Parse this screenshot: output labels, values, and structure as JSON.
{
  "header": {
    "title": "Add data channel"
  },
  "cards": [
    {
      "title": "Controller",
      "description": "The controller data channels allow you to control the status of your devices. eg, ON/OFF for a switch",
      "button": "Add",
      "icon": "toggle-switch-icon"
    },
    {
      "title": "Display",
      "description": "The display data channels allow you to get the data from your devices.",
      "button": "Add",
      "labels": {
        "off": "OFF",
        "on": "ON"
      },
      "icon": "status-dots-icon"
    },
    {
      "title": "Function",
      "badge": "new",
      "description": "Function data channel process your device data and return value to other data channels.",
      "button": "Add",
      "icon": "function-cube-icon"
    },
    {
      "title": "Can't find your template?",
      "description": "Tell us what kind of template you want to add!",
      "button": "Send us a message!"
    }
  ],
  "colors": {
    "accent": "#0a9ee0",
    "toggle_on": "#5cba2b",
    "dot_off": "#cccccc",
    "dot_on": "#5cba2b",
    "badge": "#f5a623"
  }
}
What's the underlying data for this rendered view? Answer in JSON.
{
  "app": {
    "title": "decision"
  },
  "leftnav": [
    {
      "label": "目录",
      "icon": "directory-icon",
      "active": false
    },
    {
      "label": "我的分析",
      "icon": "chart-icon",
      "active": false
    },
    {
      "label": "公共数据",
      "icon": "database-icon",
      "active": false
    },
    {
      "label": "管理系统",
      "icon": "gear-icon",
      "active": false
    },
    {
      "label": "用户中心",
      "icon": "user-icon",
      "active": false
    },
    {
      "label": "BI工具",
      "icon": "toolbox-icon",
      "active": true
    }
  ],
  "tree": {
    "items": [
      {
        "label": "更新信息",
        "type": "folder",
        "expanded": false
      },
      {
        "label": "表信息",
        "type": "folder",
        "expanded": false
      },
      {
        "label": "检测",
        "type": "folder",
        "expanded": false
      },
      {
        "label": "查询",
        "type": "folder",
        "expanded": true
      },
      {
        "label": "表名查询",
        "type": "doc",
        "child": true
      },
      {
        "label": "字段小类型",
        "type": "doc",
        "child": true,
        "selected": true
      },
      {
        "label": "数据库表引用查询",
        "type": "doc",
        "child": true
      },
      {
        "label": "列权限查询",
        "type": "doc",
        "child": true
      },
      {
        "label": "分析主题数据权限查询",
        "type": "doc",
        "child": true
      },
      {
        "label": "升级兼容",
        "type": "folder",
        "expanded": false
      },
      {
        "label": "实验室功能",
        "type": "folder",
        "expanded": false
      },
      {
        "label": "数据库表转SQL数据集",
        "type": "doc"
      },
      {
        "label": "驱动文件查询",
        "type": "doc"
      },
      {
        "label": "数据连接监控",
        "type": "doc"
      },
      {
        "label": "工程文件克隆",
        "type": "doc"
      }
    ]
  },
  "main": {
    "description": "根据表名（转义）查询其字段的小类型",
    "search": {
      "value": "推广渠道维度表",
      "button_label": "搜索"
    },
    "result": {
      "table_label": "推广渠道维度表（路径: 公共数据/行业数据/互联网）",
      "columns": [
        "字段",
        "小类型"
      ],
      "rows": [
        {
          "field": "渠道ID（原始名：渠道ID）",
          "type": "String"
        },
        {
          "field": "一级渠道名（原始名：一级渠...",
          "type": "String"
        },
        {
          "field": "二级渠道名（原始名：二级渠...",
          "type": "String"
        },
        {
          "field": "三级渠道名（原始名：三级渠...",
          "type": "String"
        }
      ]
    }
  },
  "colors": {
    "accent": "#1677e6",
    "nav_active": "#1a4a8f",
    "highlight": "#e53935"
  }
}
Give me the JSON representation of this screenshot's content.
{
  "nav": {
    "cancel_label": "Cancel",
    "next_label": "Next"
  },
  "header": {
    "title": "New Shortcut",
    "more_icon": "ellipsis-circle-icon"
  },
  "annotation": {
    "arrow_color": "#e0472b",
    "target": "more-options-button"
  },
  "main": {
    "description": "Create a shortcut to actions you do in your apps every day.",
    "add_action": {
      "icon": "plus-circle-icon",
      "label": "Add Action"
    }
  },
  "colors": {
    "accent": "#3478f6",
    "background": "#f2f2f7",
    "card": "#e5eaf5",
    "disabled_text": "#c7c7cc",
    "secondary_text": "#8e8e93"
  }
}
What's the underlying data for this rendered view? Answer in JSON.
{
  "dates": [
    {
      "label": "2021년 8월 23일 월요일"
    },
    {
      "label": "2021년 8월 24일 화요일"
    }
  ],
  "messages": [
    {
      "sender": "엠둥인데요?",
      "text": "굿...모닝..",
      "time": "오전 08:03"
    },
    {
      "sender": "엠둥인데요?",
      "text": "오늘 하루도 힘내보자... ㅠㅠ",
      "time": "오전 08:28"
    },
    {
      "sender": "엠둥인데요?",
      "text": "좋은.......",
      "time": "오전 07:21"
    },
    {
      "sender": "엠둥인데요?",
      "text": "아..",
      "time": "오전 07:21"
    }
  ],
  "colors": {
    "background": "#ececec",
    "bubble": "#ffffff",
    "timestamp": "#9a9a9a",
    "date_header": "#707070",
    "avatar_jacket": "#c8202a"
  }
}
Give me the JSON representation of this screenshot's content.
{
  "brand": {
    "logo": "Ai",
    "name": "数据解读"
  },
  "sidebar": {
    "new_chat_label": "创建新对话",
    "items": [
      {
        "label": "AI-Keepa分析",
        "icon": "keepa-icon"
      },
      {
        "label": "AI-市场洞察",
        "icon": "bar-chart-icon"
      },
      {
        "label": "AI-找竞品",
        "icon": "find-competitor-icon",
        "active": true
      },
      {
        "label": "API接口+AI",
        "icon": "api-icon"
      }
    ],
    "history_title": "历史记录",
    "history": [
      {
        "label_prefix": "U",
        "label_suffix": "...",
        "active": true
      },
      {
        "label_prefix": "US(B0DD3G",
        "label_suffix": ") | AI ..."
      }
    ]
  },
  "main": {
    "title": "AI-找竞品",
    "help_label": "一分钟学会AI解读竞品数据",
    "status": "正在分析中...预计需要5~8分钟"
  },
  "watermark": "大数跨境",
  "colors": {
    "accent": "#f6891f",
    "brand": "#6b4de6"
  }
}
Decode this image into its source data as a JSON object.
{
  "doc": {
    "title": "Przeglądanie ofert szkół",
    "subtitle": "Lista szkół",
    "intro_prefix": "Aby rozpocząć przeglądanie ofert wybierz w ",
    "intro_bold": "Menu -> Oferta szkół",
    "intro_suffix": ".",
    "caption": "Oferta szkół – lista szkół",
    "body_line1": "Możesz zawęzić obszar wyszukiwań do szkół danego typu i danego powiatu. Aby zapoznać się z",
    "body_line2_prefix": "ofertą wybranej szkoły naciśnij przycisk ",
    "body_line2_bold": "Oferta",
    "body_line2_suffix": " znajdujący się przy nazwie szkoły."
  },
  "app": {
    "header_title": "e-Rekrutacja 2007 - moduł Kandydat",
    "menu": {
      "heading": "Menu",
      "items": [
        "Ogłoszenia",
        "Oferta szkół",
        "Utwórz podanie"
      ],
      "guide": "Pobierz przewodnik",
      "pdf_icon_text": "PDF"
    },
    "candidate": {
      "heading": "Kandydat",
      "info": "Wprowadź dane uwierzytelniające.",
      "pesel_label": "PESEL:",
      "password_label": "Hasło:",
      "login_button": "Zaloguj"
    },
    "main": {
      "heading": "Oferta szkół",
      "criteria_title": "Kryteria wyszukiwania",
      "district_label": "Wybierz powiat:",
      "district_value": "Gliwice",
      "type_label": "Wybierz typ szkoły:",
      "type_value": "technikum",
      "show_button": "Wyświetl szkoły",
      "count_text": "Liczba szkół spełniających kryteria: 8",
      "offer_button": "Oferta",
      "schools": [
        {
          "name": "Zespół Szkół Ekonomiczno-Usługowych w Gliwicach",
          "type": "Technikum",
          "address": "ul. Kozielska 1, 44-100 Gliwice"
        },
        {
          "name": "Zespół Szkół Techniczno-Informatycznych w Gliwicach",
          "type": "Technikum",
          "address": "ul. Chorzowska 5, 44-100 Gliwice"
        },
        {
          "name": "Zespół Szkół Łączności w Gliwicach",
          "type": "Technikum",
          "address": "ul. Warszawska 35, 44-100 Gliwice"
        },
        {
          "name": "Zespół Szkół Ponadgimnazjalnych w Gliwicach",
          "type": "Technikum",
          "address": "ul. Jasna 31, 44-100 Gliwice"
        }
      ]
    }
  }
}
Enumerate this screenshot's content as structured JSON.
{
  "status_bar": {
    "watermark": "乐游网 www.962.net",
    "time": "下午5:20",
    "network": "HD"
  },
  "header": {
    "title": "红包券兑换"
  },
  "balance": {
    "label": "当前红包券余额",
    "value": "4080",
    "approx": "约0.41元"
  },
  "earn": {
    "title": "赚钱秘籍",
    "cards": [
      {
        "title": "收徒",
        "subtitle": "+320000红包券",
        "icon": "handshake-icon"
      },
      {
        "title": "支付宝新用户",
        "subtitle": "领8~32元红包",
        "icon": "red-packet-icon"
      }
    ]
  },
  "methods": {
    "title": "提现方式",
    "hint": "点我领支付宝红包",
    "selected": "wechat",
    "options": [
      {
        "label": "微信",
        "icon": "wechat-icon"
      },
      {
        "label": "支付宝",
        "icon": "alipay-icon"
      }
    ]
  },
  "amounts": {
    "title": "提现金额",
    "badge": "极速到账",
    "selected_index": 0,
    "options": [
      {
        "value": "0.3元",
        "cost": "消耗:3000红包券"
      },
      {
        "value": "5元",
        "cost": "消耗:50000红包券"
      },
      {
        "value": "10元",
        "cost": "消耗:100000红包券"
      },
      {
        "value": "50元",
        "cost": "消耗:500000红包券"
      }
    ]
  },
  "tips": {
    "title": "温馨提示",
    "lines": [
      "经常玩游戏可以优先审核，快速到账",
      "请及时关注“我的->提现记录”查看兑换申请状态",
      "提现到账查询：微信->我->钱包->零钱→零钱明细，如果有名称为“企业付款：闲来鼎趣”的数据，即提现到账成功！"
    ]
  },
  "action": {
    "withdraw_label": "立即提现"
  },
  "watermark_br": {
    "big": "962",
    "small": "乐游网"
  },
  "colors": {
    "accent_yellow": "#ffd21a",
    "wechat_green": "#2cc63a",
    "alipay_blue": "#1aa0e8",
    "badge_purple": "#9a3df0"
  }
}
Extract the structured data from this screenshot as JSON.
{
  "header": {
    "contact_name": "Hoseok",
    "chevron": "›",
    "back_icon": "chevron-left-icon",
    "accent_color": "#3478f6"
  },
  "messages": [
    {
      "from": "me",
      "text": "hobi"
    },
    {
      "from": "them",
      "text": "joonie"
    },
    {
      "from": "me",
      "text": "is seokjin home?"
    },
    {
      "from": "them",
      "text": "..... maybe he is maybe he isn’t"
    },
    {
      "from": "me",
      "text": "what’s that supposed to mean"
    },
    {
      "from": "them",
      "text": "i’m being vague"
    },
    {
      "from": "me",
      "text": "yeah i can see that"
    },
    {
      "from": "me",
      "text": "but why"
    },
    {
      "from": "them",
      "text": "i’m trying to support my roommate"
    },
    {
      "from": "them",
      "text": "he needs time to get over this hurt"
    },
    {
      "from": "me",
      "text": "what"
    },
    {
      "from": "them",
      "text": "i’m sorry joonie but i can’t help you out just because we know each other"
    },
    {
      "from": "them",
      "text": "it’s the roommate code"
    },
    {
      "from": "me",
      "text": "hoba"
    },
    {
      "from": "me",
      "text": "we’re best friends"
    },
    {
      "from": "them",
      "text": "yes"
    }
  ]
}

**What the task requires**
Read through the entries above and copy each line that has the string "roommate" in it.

**Output for this task**
      "text": "i’m trying to support my roommate"
      "text": "it’s the roommate code"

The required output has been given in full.